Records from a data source
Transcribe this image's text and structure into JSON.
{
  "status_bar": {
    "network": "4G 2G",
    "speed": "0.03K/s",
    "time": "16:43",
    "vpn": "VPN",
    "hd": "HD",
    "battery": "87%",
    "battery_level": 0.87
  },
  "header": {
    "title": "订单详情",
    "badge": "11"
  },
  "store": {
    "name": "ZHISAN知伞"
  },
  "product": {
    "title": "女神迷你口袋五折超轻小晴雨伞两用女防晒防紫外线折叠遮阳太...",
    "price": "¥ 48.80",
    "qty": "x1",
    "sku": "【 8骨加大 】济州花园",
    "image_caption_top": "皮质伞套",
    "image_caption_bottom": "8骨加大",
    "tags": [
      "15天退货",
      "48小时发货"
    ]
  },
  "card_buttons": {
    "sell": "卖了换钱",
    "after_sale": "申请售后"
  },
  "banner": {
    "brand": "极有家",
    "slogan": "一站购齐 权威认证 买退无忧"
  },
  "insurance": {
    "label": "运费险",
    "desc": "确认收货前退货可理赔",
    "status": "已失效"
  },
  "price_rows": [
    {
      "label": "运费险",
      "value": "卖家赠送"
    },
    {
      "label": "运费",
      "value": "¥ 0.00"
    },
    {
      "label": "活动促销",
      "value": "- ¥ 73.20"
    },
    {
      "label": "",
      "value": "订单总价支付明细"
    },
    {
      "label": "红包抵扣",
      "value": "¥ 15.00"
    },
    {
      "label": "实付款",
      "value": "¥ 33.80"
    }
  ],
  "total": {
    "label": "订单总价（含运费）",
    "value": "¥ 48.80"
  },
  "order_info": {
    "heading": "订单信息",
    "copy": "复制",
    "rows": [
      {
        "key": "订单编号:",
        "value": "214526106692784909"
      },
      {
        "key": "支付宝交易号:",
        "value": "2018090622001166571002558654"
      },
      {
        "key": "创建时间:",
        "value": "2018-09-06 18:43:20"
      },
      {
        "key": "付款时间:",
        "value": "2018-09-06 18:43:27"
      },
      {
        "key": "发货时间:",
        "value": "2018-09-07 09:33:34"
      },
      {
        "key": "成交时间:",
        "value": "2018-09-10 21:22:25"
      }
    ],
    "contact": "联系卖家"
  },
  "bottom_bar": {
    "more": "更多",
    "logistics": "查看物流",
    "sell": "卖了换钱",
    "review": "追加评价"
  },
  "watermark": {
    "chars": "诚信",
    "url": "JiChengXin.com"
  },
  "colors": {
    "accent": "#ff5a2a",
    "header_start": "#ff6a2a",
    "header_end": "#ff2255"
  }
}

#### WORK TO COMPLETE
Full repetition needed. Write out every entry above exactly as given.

#### TASK RESULT
Transcribe this image's text and structure into JSON.
{
  "status_bar": {
    "network": "4G 2G",
    "speed": "0.03K/s",
    "time": "16:43",
    "vpn": "VPN",
    "hd": "HD",
    "battery": "87%",
    "battery_level": 0.87
  },
  "header": {
    "title": "订单详情",
    "badge": "11"
  },
  "store": {
    "name": "ZHISAN知伞"
  },
  "product": {
    "title": "女神迷你口袋五折超轻小晴雨伞两用女防晒防紫外线折叠遮阳太...",
    "price": "¥ 48.80",
    "qty": "x1",
    "sku": "【 8骨加大 】济州花园",
    "image_caption_top": "皮质伞套",
    "image_caption_bottom": "8骨加大",
    "tags": [
      "15天退货",
      "48小时发货"
    ]
  },
  "card_buttons": {
    "sell": "卖了换钱",
    "after_sale": "申请售后"
  },
  "banner": {
    "brand": "极有家",
    "slogan": "一站购齐 权威认证 买退无忧"
  },
  "insurance": {
    "label": "运费险",
    "desc": "确认收货前退货可理赔",
    "status": "已失效"
  },
  "price_rows": [
    {
      "label": "运费险",
      "value": "卖家赠送"
    },
    {
      "label": "运费",
      "value": "¥ 0.00"
    },
    {
      "label": "活动促销",
      "value": "- ¥ 73.20"
    },
    {
      "label": "",
      "value": "订单总价支付明细"
    },
    {
      "label": "红包抵扣",
      "value": "¥ 15.00"
    },
    {
      "label": "实付款",
      "value": "¥ 33.80"
    }
  ],
  "total": {
    "label": "订单总价（含运费）",
    "value": "¥ 48.80"
  },
  "order_info": {
    "heading": "订单信息",
    "copy": "复制",
    "rows": [
      {
        "key": "订单编号:",
        "value": "214526106692784909"
      },
      {
        "key": "支付宝交易号:",
        "value": "2018090622001166571002558654"
      },
      {
        "key": "创建时间:",
        "value": "2018-09-06 18:43:20"
      },
      {
        "key": "付款时间:",
        "value": "2018-09-06 18:43:27"
      },
      {
        "key": "发货时间:",
        "value": "2018-09-07 09:33:34"
      },
      {
        "key": "成交时间:",
        "value": "2018-09-10 21:22:25"
      }
    ],
    "contact": "联系卖家"
  },
  "bottom_bar": {
    "more": "更多",
    "logistics": "查看物流",
    "sell": "卖了换钱",
    "review": "追加评价"
  },
  "watermark": {
    "chars": "诚信",
    "url": "JiChengXin.com"
  },
  "colors": {
    "accent": "#ff5a2a",
    "header_start": "#ff6a2a",
    "header_end": "#ff2255"
  }
}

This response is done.